• What the exercise asks
Retype all entries exactly as they stand, excluding pictures.

• Data supplied
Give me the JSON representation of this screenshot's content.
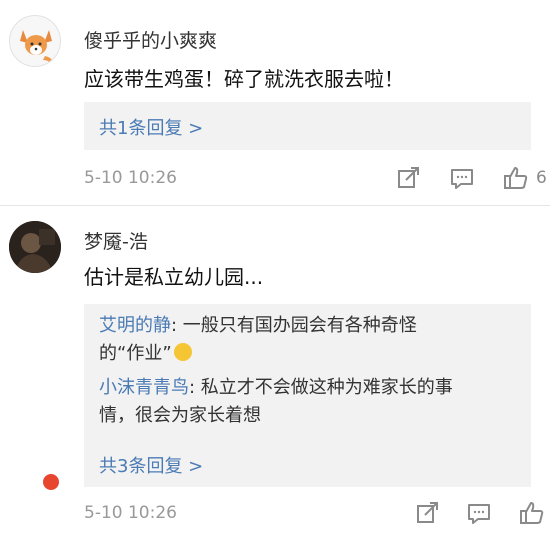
{
  "comments": [
    {
      "username": "傻乎乎的小爽爽",
      "text": "应该带生鸡蛋！碎了就洗衣服去啦！",
      "replies": [],
      "more_replies": "共1条回复 >",
      "timestamp": "5-10 10:26",
      "likes": "6",
      "avatar_icon": "fox-avatar-icon"
    },
    {
      "username": "梦魇-浩",
      "text": "估计是私立幼儿园...",
      "replies": [
        {
          "user": "艾明的静",
          "sep": ":",
          "line1": " 一般只有国办园会有各种奇怪",
          "line2": "的“作业”"
        },
        {
          "user": "小沫青青鸟",
          "sep": ":",
          "line1": " 私立才不会做这种为难家长的事",
          "line2": "情，很会为家长着想"
        }
      ],
      "more_replies": "共3条回复 >",
      "timestamp": "5-10 10:26",
      "likes": "",
      "avatar_icon": "dark-portrait-avatar-icon"
    }
  ],
  "colors": {
    "link": "#4a7bb4",
    "reply_bg": "#f2f2f2",
    "badge": "#e8452e"
  }
}
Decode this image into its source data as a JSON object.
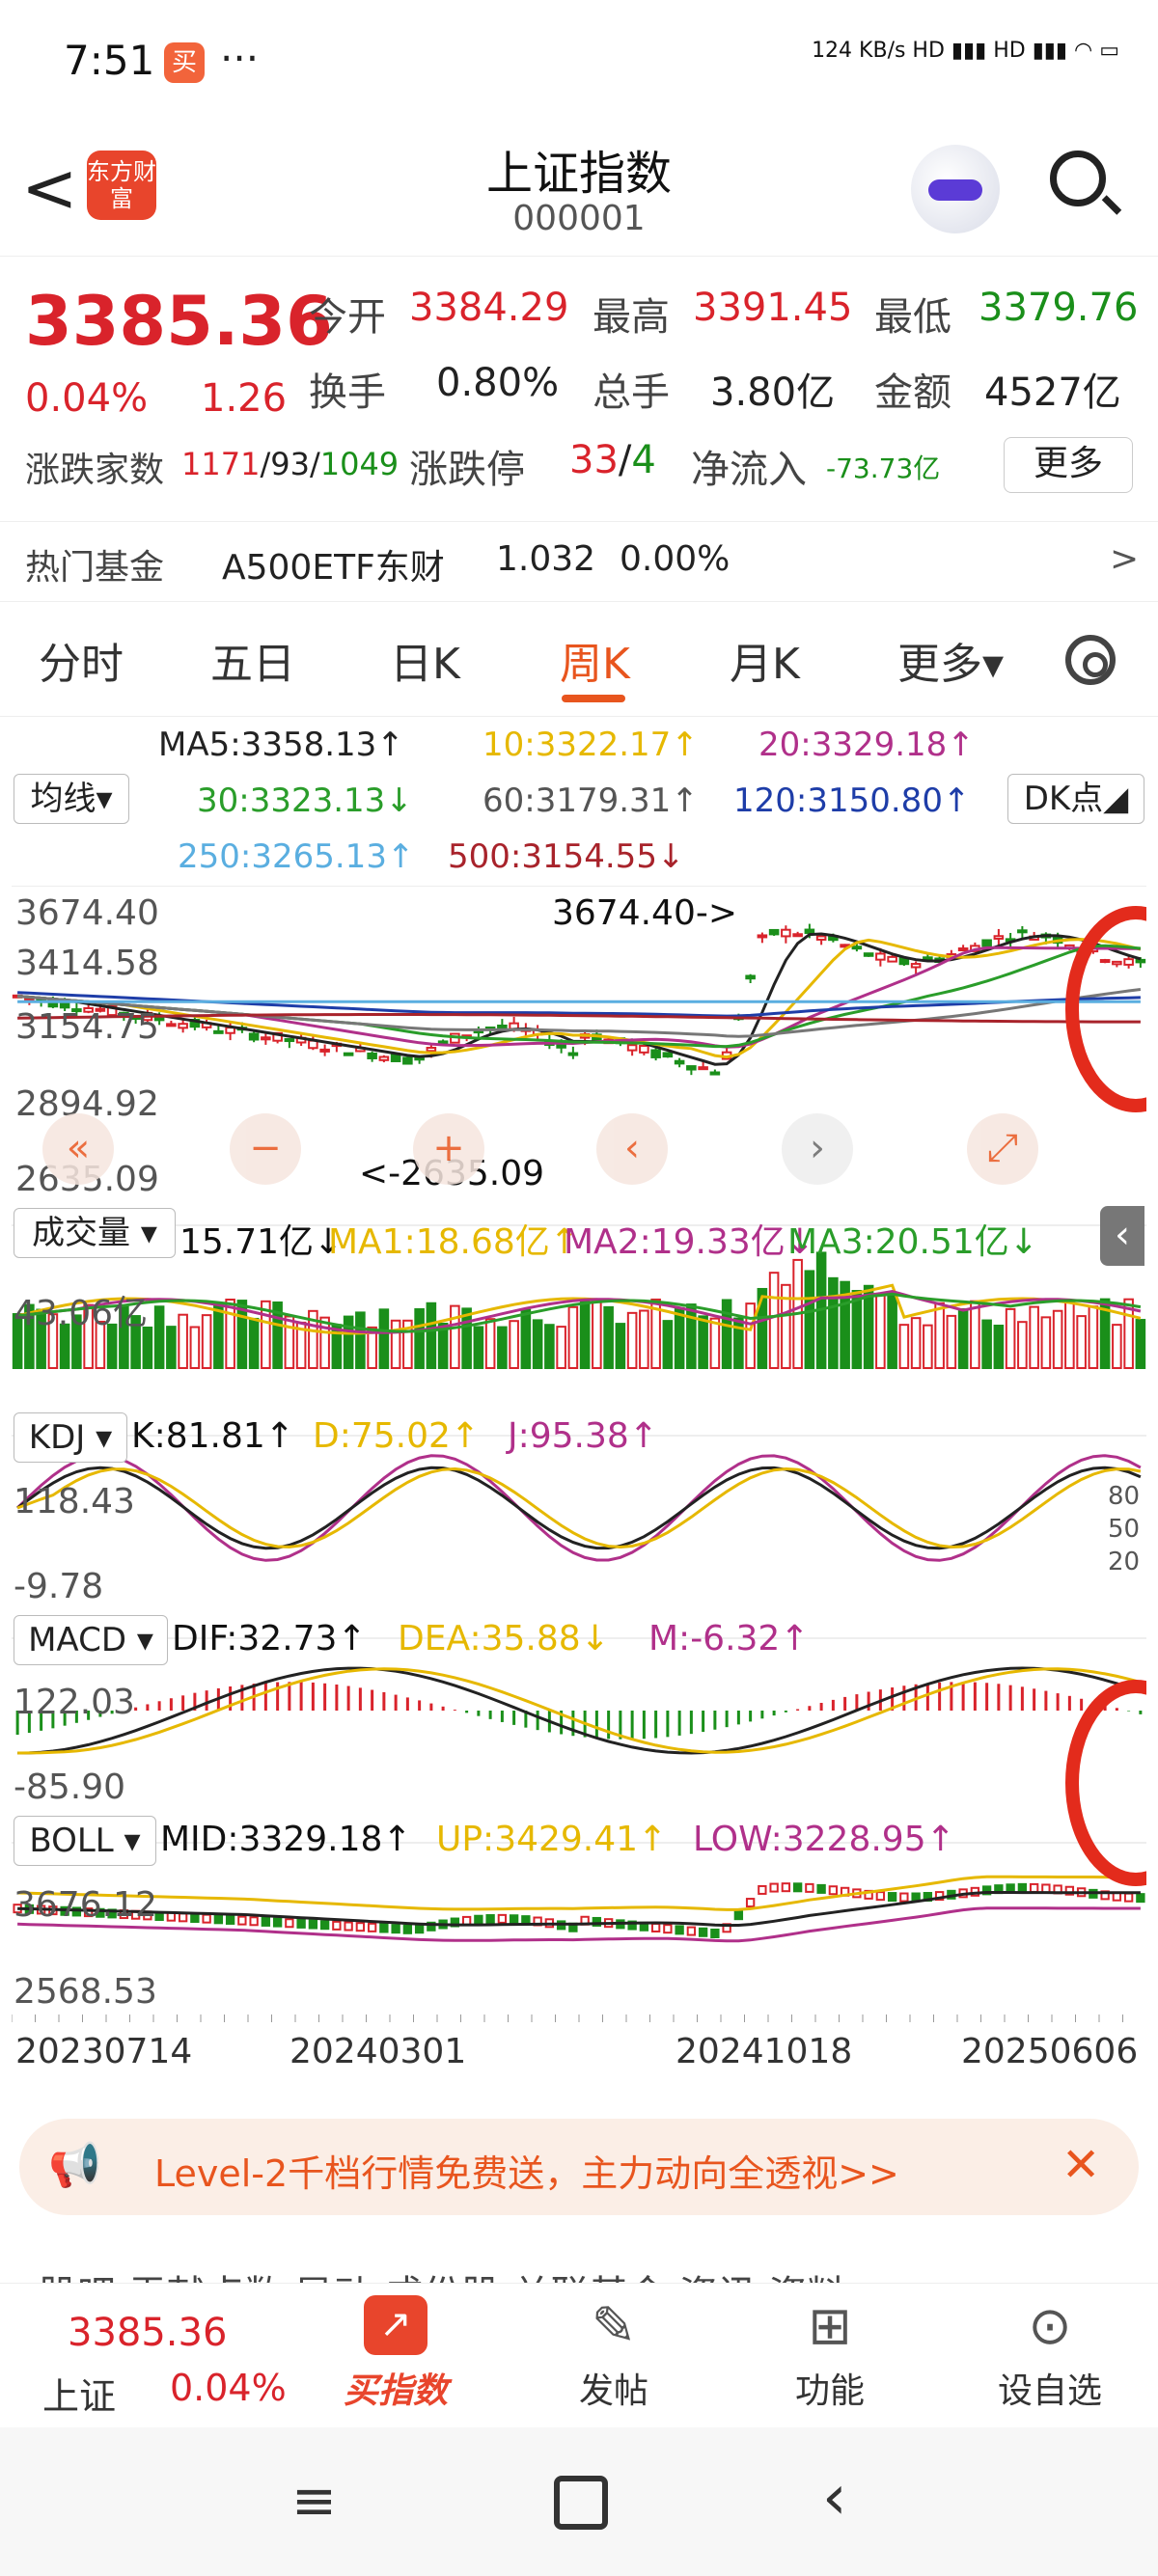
{
  "status_bar": {
    "time": "7:51",
    "app_icon": "买",
    "dots": "···",
    "network": "124 KB/s  HD ▮▮▮ HD ▮▮▮  ◠  ▭"
  },
  "header": {
    "back_label": "<",
    "logo_text": "东方财富",
    "title": "上证指数",
    "code": "000001"
  },
  "quote": {
    "price": "3385.36",
    "change_pct": "0.04%",
    "change": "1.26",
    "open_label": "今开",
    "open": "3384.29",
    "high_label": "最高",
    "high": "3391.45",
    "low_label": "最低",
    "low": "3379.76",
    "turnover_label": "换手",
    "turnover": "0.80%",
    "volume_label": "总手",
    "volume": "3.80亿",
    "amount_label": "金额",
    "amount": "4527亿",
    "breadth_label": "涨跌家数",
    "breadth_up": "1171",
    "breadth_sep": "/93/",
    "breadth_down": "1049",
    "limit_label": "涨跌停",
    "limit_up": "33",
    "limit_sep": "/",
    "limit_down": "4",
    "inflow_label": "净流入",
    "inflow": "-73.73亿",
    "more_label": "更多"
  },
  "hot_fund": {
    "label": "热门基金",
    "name": "A500ETF东财",
    "price": "1.032",
    "pct": "0.00%",
    "arrow": ">"
  },
  "tabs": {
    "items": [
      "分时",
      "五日",
      "日K",
      "周K",
      "月K",
      "更多▾"
    ],
    "active": "周K"
  },
  "ma_legend": {
    "selector": "均线▾",
    "ma5": "MA5:3358.13↑",
    "ma10": "10:3322.17↑",
    "ma20": "20:3329.18↑",
    "ma30": "30:3323.13↓",
    "ma60": "60:3179.31↑",
    "ma120": "120:3150.80↑",
    "ma250": "250:3265.13↑",
    "ma500": "500:3154.55↓",
    "dk": "DK点◢"
  },
  "chart": {
    "axis_top": "3674.40",
    "axis_mid1": "3414.58",
    "axis_mid2": "3154.75",
    "axis_mid3": "2894.92",
    "axis_bottom": "2635.09",
    "max_note": "3674.40->",
    "min_note": "<-2635.09",
    "volume": {
      "selector": "成交量 ▾",
      "value": "15.71亿↓",
      "ma1": "MA1:18.68亿↑",
      "ma2": "MA2:19.33亿↓",
      "ma3": "MA3:20.51亿↓",
      "axis": "43.06亿"
    },
    "kdj": {
      "selector": "KDJ ▾",
      "k": "K:81.81↑",
      "d": "D:75.02↑",
      "j": "J:95.38↑",
      "axis_top": "118.43",
      "axis_bottom": "-9.78",
      "lv80": "80",
      "lv50": "50",
      "lv20": "20"
    },
    "macd": {
      "selector": "MACD ▾",
      "dif": "DIF:32.73↑",
      "dea": "DEA:35.88↓",
      "m": "M:-6.32↑",
      "axis_top": "122.03",
      "axis_bottom": "-85.90"
    },
    "boll": {
      "selector": "BOLL ▾",
      "mid": "MID:3329.18↑",
      "up": "UP:3429.41↑",
      "low": "LOW:3228.95↑",
      "axis_top": "3676.12",
      "axis_bottom": "2568.53"
    },
    "dates": [
      "20230714",
      "20240301",
      "20241018",
      "20250606"
    ]
  },
  "banner": {
    "text": "Level-2千档行情免费送，主力动向全透视>>",
    "close": "✕"
  },
  "sub_tabs": "股吧  贡献点数  异动  成份股  关联基金  资讯  资料",
  "bottom_nav": {
    "index_price": "3385.36",
    "index_name": "上证",
    "index_pct": "0.04%",
    "buy": "买指数",
    "post": "发帖",
    "func": "功能",
    "watch": "设自选"
  },
  "colors": {
    "up": "#d9232b",
    "down": "#1a8f1a",
    "accent": "#e8551e"
  }
}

• Written response
Give me the JSON representation of this screenshot's content.
{
  "comments": [
    {
      "username": "傻乎乎的小爽爽",
      "text": "应该带生鸡蛋！碎了就洗衣服去啦！",
      "replies": [],
      "more_replies": "共1条回复 >",
      "timestamp": "5-10 10:26",
      "likes": "6",
      "avatar_icon": "fox-avatar-icon"
    },
    {
      "username": "梦魇-浩",
      "text": "估计是私立幼儿园...",
      "replies": [
        {
          "user": "艾明的静",
          "sep": ":",
          "line1": " 一般只有国办园会有各种奇怪",
          "line2": "的“作业”"
        },
        {
          "user": "小沫青青鸟",
          "sep": ":",
          "line1": " 私立才不会做这种为难家长的事",
          "line2": "情，很会为家长着想"
        }
      ],
      "more_replies": "共3条回复 >",
      "timestamp": "5-10 10:26",
      "likes": "",
      "avatar_icon": "dark-portrait-avatar-icon"
    }
  ],
  "colors": {
    "link": "#4a7bb4",
    "reply_bg": "#f2f2f2",
    "badge": "#e8452e"
  }
}
Decode this image into its source data as a JSON object.
{
  "status_bar": {
    "time": "7:51",
    "app_icon": "买",
    "dots": "···",
    "network": "124 KB/s  HD ▮▮▮ HD ▮▮▮  ◠  ▭"
  },
  "header": {
    "back_label": "<",
    "logo_text": "东方财富",
    "title": "上证指数",
    "code": "000001"
  },
  "quote": {
    "price": "3385.36",
    "change_pct": "0.04%",
    "change": "1.26",
    "open_label": "今开",
    "open": "3384.29",
    "high_label": "最高",
    "high": "3391.45",
    "low_label": "最低",
    "low": "3379.76",
    "turnover_label": "换手",
    "turnover": "0.80%",
    "volume_label": "总手",
    "volume": "3.80亿",
    "amount_label": "金额",
    "amount": "4527亿",
    "breadth_label": "涨跌家数",
    "breadth_up": "1171",
    "breadth_sep": "/93/",
    "breadth_down": "1049",
    "limit_label": "涨跌停",
    "limit_up": "33",
    "limit_sep": "/",
    "limit_down": "4",
    "inflow_label": "净流入",
    "inflow": "-73.73亿",
    "more_label": "更多"
  },
  "hot_fund": {
    "label": "热门基金",
    "name": "A500ETF东财",
    "price": "1.032",
    "pct": "0.00%",
    "arrow": ">"
  },
  "tabs": {
    "items": [
      "分时",
      "五日",
      "日K",
      "周K",
      "月K",
      "更多▾"
    ],
    "active": "周K"
  },
  "ma_legend": {
    "selector": "均线▾",
    "ma5": "MA5:3358.13↑",
    "ma10": "10:3322.17↑",
    "ma20": "20:3329.18↑",
    "ma30": "30:3323.13↓",
    "ma60": "60:3179.31↑",
    "ma120": "120:3150.80↑",
    "ma250": "250:3265.13↑",
    "ma500": "500:3154.55↓",
    "dk": "DK点◢"
  },
  "chart": {
    "axis_top": "3674.40",
    "axis_mid1": "3414.58",
    "axis_mid2": "3154.75",
    "axis_mid3": "2894.92",
    "axis_bottom": "2635.09",
    "max_note": "3674.40->",
    "min_note": "<-2635.09",
    "volume": {
      "selector": "成交量 ▾",
      "value": "15.71亿↓",
      "ma1": "MA1:18.68亿↑",
      "ma2": "MA2:19.33亿↓",
      "ma3": "MA3:20.51亿↓",
      "axis": "43.06亿"
    },
    "kdj": {
      "selector": "KDJ ▾",
      "k": "K:81.81↑",
      "d": "D:75.02↑",
      "j": "J:95.38↑",
      "axis_top": "118.43",
      "axis_bottom": "-9.78",
      "lv80": "80",
      "lv50": "50",
      "lv20": "20"
    },
    "macd": {
      "selector": "MACD ▾",
      "dif": "DIF:32.73↑",
      "dea": "DEA:35.88↓",
      "m": "M:-6.32↑",
      "axis_top": "122.03",
      "axis_bottom": "-85.90"
    },
    "boll": {
      "selector": "BOLL ▾",
      "mid": "MID:3329.18↑",
      "up": "UP:3429.41↑",
      "low": "LOW:3228.95↑",
      "axis_top": "3676.12",
      "axis_bottom": "2568.53"
    },
    "dates": [
      "20230714",
      "20240301",
      "20241018",
      "20250606"
    ]
  },
  "banner": {
    "text": "Level-2千档行情免费送，主力动向全透视>>",
    "close": "✕"
  },
  "sub_tabs": "股吧  贡献点数  异动  成份股  关联基金  资讯  资料",
  "bottom_nav": {
    "index_price": "3385.36",
    "index_name": "上证",
    "index_pct": "0.04%",
    "buy": "买指数",
    "post": "发帖",
    "func": "功能",
    "watch": "设自选"
  },
  "colors": {
    "up": "#d9232b",
    "down": "#1a8f1a",
    "accent": "#e8551e"
  }
}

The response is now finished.